This task will obtain the vertical structure of aerosol and clouds through in-situ, active (lidar, radar) and passive (satellite) remote sensing measurements of aerosols, clouds and aerosol-cloud interaction and vertical profiling of aerosols and clouds with aircraft and UAS. This will allow for closure/satellite validation studies and the integration of field observations. The influence of aerosol versus meteorological factors on cloud formation will be contrasted, with an emphasis on heterogeneous ice formation. Algorithms will be developed for the simultaneous retrieval of aerosol and cloud properties. The validated satellite-retrieved aerosol and cloud properties, precipitation forming processes and CCN in the cloudy boundary layer will be applied to pristine and perturbed conditions to constrain regional simulations and the parameterisations used by ESMs in WP4.

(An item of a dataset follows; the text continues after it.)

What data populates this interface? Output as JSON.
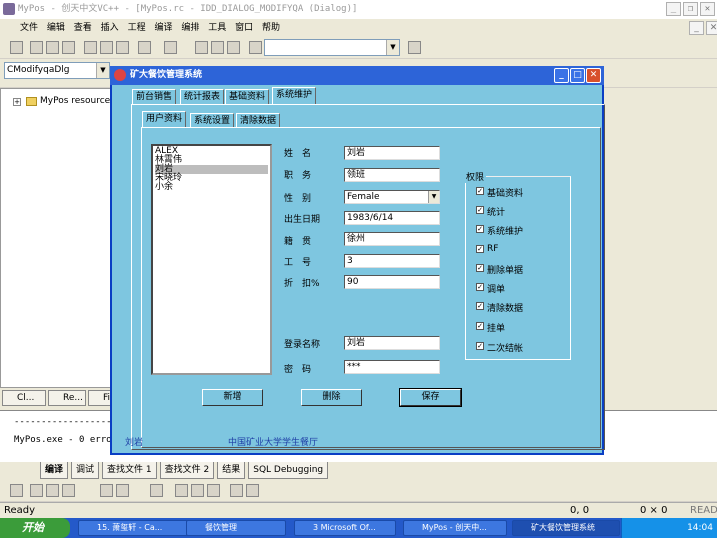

This task is based on all foregoing tasks 1.1-1.5. An aerosol/cloud database will be established for use in the modelling community (see figure). It will be based on (i) re-analysed and especially new ground-based aerosol observations (field campaigns, long-term monitoring) of CCN and IN, (ii) vertical profiles of cloud droplet (CDNC) and ice crystal number concentration (ICNC) measurements with UASs, (iii) aerosol and cloud properties from research aircraft and satellite remote sensing, and (iv) estimates of vertical profiles of aerosol number concentrations, CDNC, and ICNC from active remote. The database will cover observations at very different geographical sites during different seasons of the year, and thus very different aerosol types and mixtures and different climate zones in the polluted northern hemisphere as well as more pristine environments.

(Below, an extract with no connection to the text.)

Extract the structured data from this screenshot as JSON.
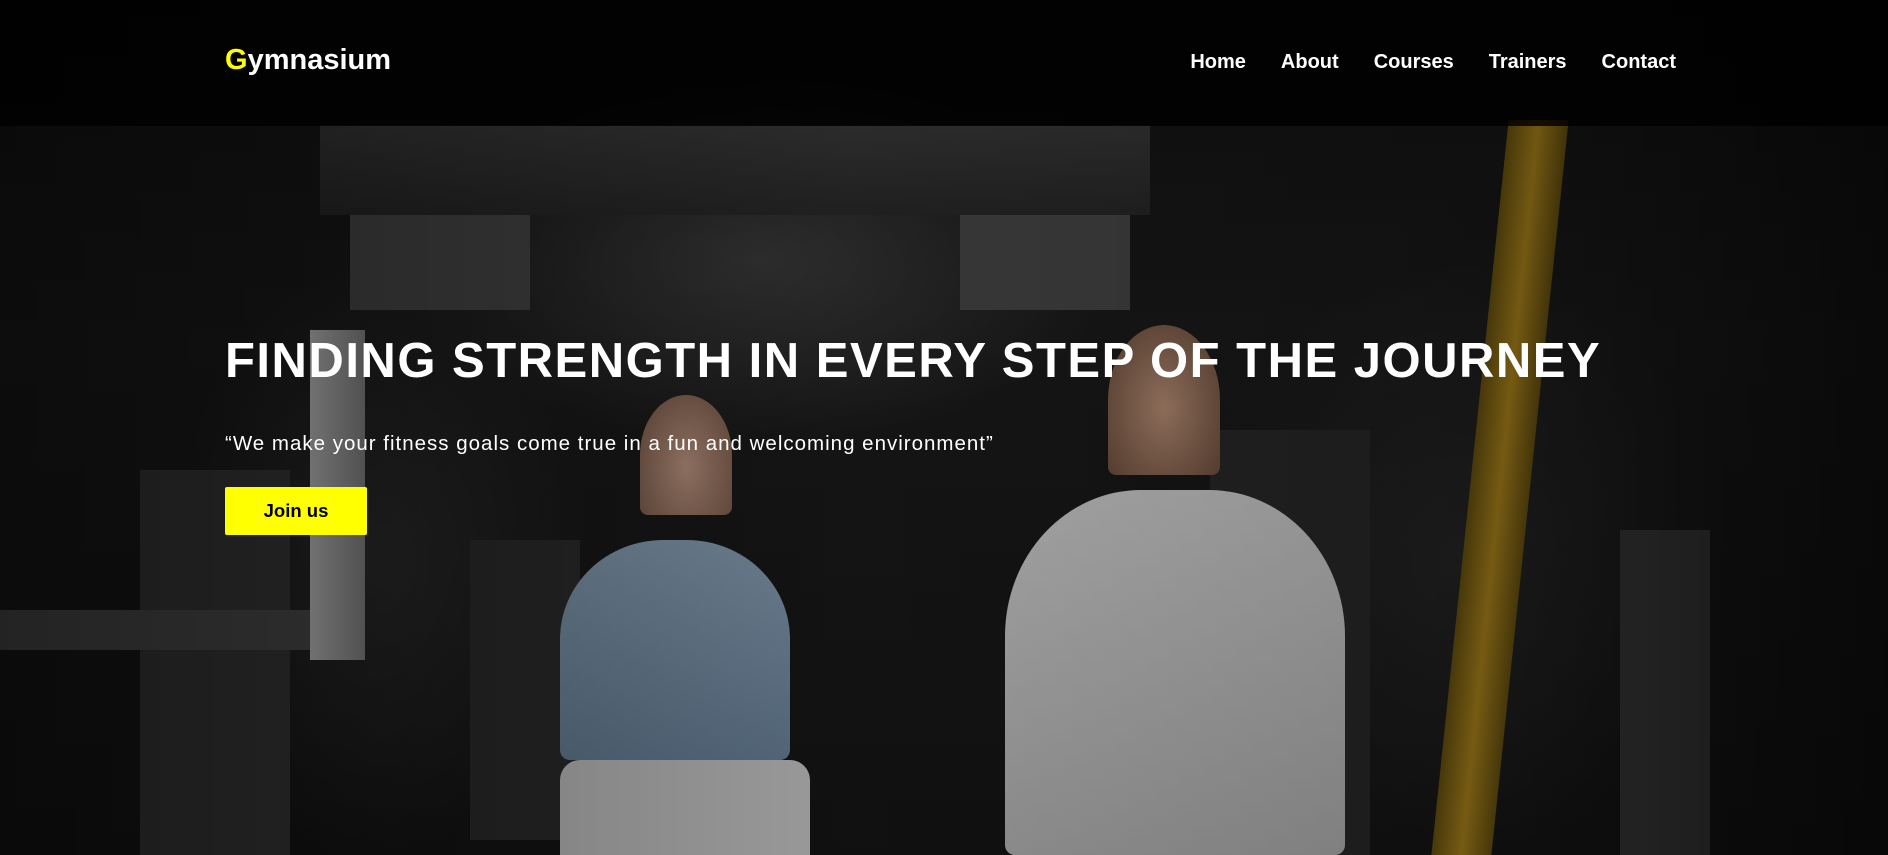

|Swiss Federal Institute for Technology, Switzerland||University of Helsinki, Finland|
|Leipniz Institute for Tropospheric Research, Germany||Paul Scherrer Institute, Switzerland|
|Max Planck Institute for Meteorology and Max Planck Institute for Chemistry, Germany||Institute of Nuclear Research and Nuclear Energy - Bulgarian Academy of Sciences, Bulgaria|
|University of Manchester, United Kingdom||University of Crete, Greece|
|Goethe University Frankfurt, Germany||National Research Council, Italy|
|National University of Ireland, Galway, Ireland||Finnish Meteorological Institute, Finland|
|The Hebrew University of Jerusalem, Israel||National Center for Scientific Research, France|
|The Cyprus Institute Limited, Cyprus||Cyprus University of Technology, Cyprus|
|University of Gothenburg, Sweden|